And it is getting worse - especially because of Walmart and Amazon, which "continue to raise their pay to be competitive in a tight labor market. We're used to America losing manufacturing jobs because companies can find cheaper workers abroad, but perversely, we might begin losing more of those jobs because factory owners can't offer what service employers can."

Bloomberg goes on:

"Manufacturing wages have gone up by 0.5% per month for four consecutive months — that hasn't happened since 1981.

"But as Walmart and other service sector employers have shown, they're not resting on their laurels, either, continuing to raise wages and benefits as needed in order to fill their positions.

"That’s putting manufacturers in an unexpected competition with service employers for workers. Amazon likes to quote its average starting wage of $17 an hour at fulfillment centers in Michigan that comes with a host of benefits, a package that's likely better than a lot of entry-level or lower-tier manufacturing jobs for similar work. Thursday, Amazon upped the ante again, announcing that it will pay for some U.S. employees to get four-year college degrees.

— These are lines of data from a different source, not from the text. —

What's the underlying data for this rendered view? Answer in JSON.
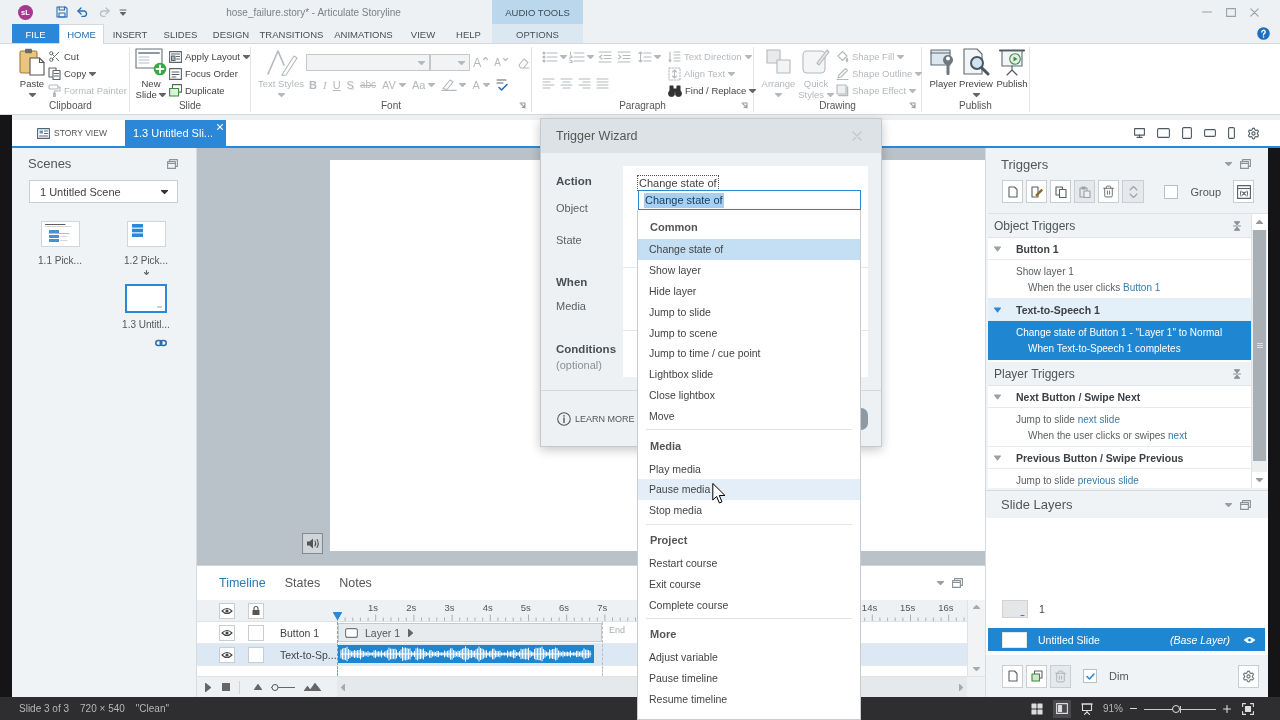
{
  "title_bar": {
    "logo": "sL",
    "title": "hose_failure.story* - Articulate Storyline",
    "context_header": "AUDIO TOOLS"
  },
  "ribbon_tabs": [
    {
      "label": "FILE",
      "kind": "file",
      "selected": false
    },
    {
      "label": "HOME",
      "kind": "tab",
      "selected": true
    },
    {
      "label": "INSERT",
      "kind": "tab",
      "selected": false
    },
    {
      "label": "SLIDES",
      "kind": "tab",
      "selected": false
    },
    {
      "label": "DESIGN",
      "kind": "tab",
      "selected": false
    },
    {
      "label": "TRANSITIONS",
      "kind": "tab",
      "selected": false
    },
    {
      "label": "ANIMATIONS",
      "kind": "tab",
      "selected": false
    },
    {
      "label": "VIEW",
      "kind": "tab",
      "selected": false
    },
    {
      "label": "HELP",
      "kind": "tab",
      "selected": false
    },
    {
      "label": "OPTIONS",
      "kind": "context",
      "selected": false
    }
  ],
  "ribbon_groups": [
    {
      "label": "Clipboard",
      "kind": "basic",
      "large": [
        {
          "label": "Paste",
          "dropdown": true,
          "disabled": false
        }
      ],
      "small": [
        {
          "label": "Cut",
          "disabled": false
        },
        {
          "label": "Copy",
          "dropdown": true,
          "disabled": false
        },
        {
          "label": "Format Painter",
          "disabled": true
        }
      ]
    },
    {
      "label": "Slide",
      "kind": "basic",
      "large": [
        {
          "label": "New Slide",
          "dropdown": true,
          "disabled": false
        }
      ],
      "small": [
        {
          "label": "Apply Layout",
          "dropdown": true,
          "disabled": false
        },
        {
          "label": "Focus Order",
          "disabled": false
        },
        {
          "label": "Duplicate",
          "disabled": false
        }
      ]
    },
    {
      "label": "Font",
      "kind": "font",
      "launcher": true,
      "tools_disabled": true,
      "large": [
        {
          "label": "Text Styles",
          "dropdown": true,
          "disabled": true
        }
      ],
      "size_glyphs": [
        {
          "label": "A",
          "kind": "grow"
        },
        {
          "label": "A",
          "kind": "shrink"
        }
      ],
      "glyphs": [
        {
          "label": "B",
          "kind": "bold"
        },
        {
          "label": "I",
          "kind": "italic"
        },
        {
          "label": "U",
          "kind": "underline"
        },
        {
          "label": "S",
          "kind": "shadow"
        },
        {
          "label": "abc",
          "kind": "strike"
        },
        {
          "label": "AV",
          "kind": "spacing",
          "dropdown": true
        },
        {
          "label": "Aa",
          "kind": "case",
          "dropdown": true
        },
        {
          "label": "A",
          "kind": "color",
          "dropdown": true
        }
      ]
    },
    {
      "label": "Paragraph",
      "kind": "paragraph",
      "launcher": true,
      "tools_disabled": true,
      "small": [
        {
          "label": "Text Direction",
          "dropdown": true,
          "disabled": true
        },
        {
          "label": "Align Text",
          "dropdown": true,
          "disabled": true
        },
        {
          "label": "Find / Replace",
          "dropdown": true,
          "disabled": false
        }
      ]
    },
    {
      "label": "Drawing",
      "kind": "basic",
      "launcher": true,
      "large": [
        {
          "label": "Arrange",
          "dropdown": true,
          "disabled": true
        },
        {
          "label": "Quick Styles",
          "dropdown": true,
          "disabled": true
        }
      ],
      "small": [
        {
          "label": "Shape Fill",
          "dropdown": true,
          "disabled": true
        },
        {
          "label": "Shape Outline",
          "dropdown": true,
          "disabled": true
        },
        {
          "label": "Shape Effect",
          "dropdown": true,
          "disabled": true
        }
      ]
    },
    {
      "label": "Publish",
      "kind": "basic",
      "large": [
        {
          "label": "Player",
          "disabled": false
        },
        {
          "label": "Preview",
          "dropdown": true,
          "disabled": false
        },
        {
          "label": "Publish",
          "disabled": false
        }
      ]
    }
  ],
  "view_tabs": [
    {
      "label": "STORY VIEW",
      "kind": "story",
      "selected": false
    },
    {
      "label": "1.3 Untitled Sli...",
      "kind": "slide",
      "selected": true
    }
  ],
  "scenes": {
    "title": "Scenes",
    "scene": "1 Untitled Scene",
    "slides": [
      {
        "label": "1.1 Pick...",
        "kind": "table",
        "selected": false
      },
      {
        "label": "1.2 Pick...",
        "kind": "list",
        "selected": false
      },
      {
        "label": "1.3 Untitl...",
        "kind": "blank",
        "selected": true,
        "incoming": true,
        "linked": true
      }
    ]
  },
  "timeline": {
    "tabs": [
      {
        "label": "Timeline",
        "selected": true
      },
      {
        "label": "States",
        "selected": false
      },
      {
        "label": "Notes",
        "selected": false
      }
    ],
    "ruler_start": [
      "1s",
      "2s",
      "3s",
      "4s",
      "5s",
      "6s",
      "7s"
    ],
    "ruler_end": [
      "14s",
      "15s",
      "16s"
    ],
    "end_label": "End",
    "rows": [
      {
        "name": "Button 1",
        "kind": "layer",
        "bar_label": "Layer 1",
        "selected": false,
        "locked": false
      },
      {
        "name": "Text-to-Sp...",
        "kind": "audio",
        "selected": true,
        "locked": false
      }
    ],
    "zoom": {
      "level": 0.15
    }
  },
  "triggers": {
    "title": "Triggers",
    "toolbar": [
      {
        "disabled": false
      },
      {
        "disabled": false
      },
      {
        "disabled": false
      },
      {
        "disabled": true
      },
      {
        "disabled": false
      },
      {
        "disabled": true
      }
    ],
    "group_label": "Group",
    "group_checked": false,
    "sections": [
      {
        "title": "Object Triggers",
        "objects": [
          {
            "name": "Button 1",
            "expanded": true,
            "selected": false,
            "triggers": [
              {
                "selected": false,
                "action": [
                  {
                    "text": "Show layer 1"
                  }
                ],
                "condition": [
                  {
                    "text": "When the user clicks"
                  },
                  {
                    "text": "Button 1",
                    "link": true
                  }
                ]
              }
            ]
          },
          {
            "name": "Text-to-Speech 1",
            "expanded": true,
            "selected": true,
            "triggers": [
              {
                "selected": true,
                "action": [
                  {
                    "text": "Change state of Button 1 - \"Layer 1\" to Normal"
                  }
                ],
                "condition": [
                  {
                    "text": "When Text-to-Speech 1 completes"
                  }
                ]
              }
            ]
          }
        ]
      },
      {
        "title": "Player Triggers",
        "objects": [
          {
            "name": "Next Button / Swipe Next",
            "expanded": true,
            "selected": false,
            "triggers": [
              {
                "selected": false,
                "action": [
                  {
                    "text": "Jump to slide"
                  },
                  {
                    "text": "next slide",
                    "link": true
                  }
                ],
                "condition": [
                  {
                    "text": "When the user clicks or swipes"
                  },
                  {
                    "text": "next",
                    "link": true
                  }
                ]
              }
            ]
          },
          {
            "name": "Previous Button / Swipe Previous",
            "expanded": true,
            "selected": false,
            "triggers": [
              {
                "selected": false,
                "action": [
                  {
                    "text": "Jump to slide"
                  },
                  {
                    "text": "previous slide",
                    "link": true
                  }
                ]
              }
            ]
          }
        ]
      }
    ]
  },
  "slide_layers": {
    "title": "Slide Layers",
    "layers": [
      {
        "label": "1",
        "selected": false
      },
      {
        "label": "Untitled Slide",
        "note": "(Base Layer)",
        "selected": true
      }
    ],
    "toolbar": [
      {
        "disabled": false
      },
      {
        "disabled": false
      },
      {
        "disabled": true
      }
    ],
    "dim_label": "Dim",
    "dim_checked": true
  },
  "status_bar": {
    "items": [
      "Slide 3 of 3",
      "720 × 540",
      "\"Clean\""
    ],
    "view_modes": [
      {
        "selected": false
      },
      {
        "selected": true
      },
      {
        "selected": false
      }
    ],
    "zoom": {
      "reading": "91%",
      "level": 0.45
    }
  },
  "trigger_wizard": {
    "title": "Trigger Wizard",
    "action_value": "Change state of",
    "sections": [
      {
        "heading": "Action",
        "fields": [
          "Object",
          "State"
        ]
      },
      {
        "heading": "When",
        "fields": [
          "Media"
        ]
      },
      {
        "heading": "Conditions",
        "note": "(optional)"
      }
    ],
    "learn_more": "LEARN MORE"
  },
  "action_dropdown": {
    "value": "Change state of",
    "value_highlighted": true,
    "groups": [
      {
        "title": "Common",
        "items": [
          {
            "label": "Change state of",
            "selected": true,
            "hovered": false
          },
          {
            "label": "Show layer",
            "selected": false,
            "hovered": false
          },
          {
            "label": "Hide layer",
            "selected": false,
            "hovered": false
          },
          {
            "label": "Jump to slide",
            "selected": false,
            "hovered": false
          },
          {
            "label": "Jump to scene",
            "selected": false,
            "hovered": false
          },
          {
            "label": "Jump to time / cue point",
            "selected": false,
            "hovered": false
          },
          {
            "label": "Lightbox slide",
            "selected": false,
            "hovered": false
          },
          {
            "label": "Close lightbox",
            "selected": false,
            "hovered": false
          },
          {
            "label": "Move",
            "selected": false,
            "hovered": false
          }
        ]
      },
      {
        "title": "Media",
        "items": [
          {
            "label": "Play media",
            "selected": false,
            "hovered": false
          },
          {
            "label": "Pause media",
            "selected": false,
            "hovered": true
          },
          {
            "label": "Stop media",
            "selected": false,
            "hovered": false
          }
        ]
      },
      {
        "title": "Project",
        "items": [
          {
            "label": "Restart course",
            "selected": false,
            "hovered": false
          },
          {
            "label": "Exit course",
            "selected": false,
            "hovered": false
          },
          {
            "label": "Complete course",
            "selected": false,
            "hovered": false
          }
        ]
      },
      {
        "title": "More",
        "items": [
          {
            "label": "Adjust variable",
            "selected": false,
            "hovered": false
          },
          {
            "label": "Pause timeline",
            "selected": false,
            "hovered": false
          },
          {
            "label": "Resume timeline",
            "selected": false,
            "hovered": false
          }
        ]
      }
    ]
  }
}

"A whole host of retailers pay $15 an hour or more — Walgreens announced it would do just that last month — and offer working conditions that are likely more comfortable and less hazardous than being on a factory floor. Would you rather make $15 an hour working at a sawmill or inside a Home Depot?

"This is one reason manufacturers will end up embracing automation: They just can’t find a way to make jobs good enough to attract the workers they need relative to their ever-escalating service economy competition."

KC's View:

An example of the wages pressure being created came this morning in a Reuters story about how Amazon "has increased its average starting wage in the United States to more than $18 an hour and plans to hire another 125,000 warehouse and transportation workers … The world’s largest online retailer has raised pay from around $17 since May. In some locations, the company is giving signing bonuses of $3,000, said Dave Bozeman, vice president of Amazon Delivery Services, or triple what the company offered four months ago."

By the way, it isn't just manufacturers embracing automation.  I'll be moderating a panel discussion at next week's National Grocers Association (NGA) show in Las Vegas (full vaccination or recent negative Covid test required for attendees) that will focus expressly on in-store automation at both the front and the back of the house.

Which is the way things seem to be trending at the moment.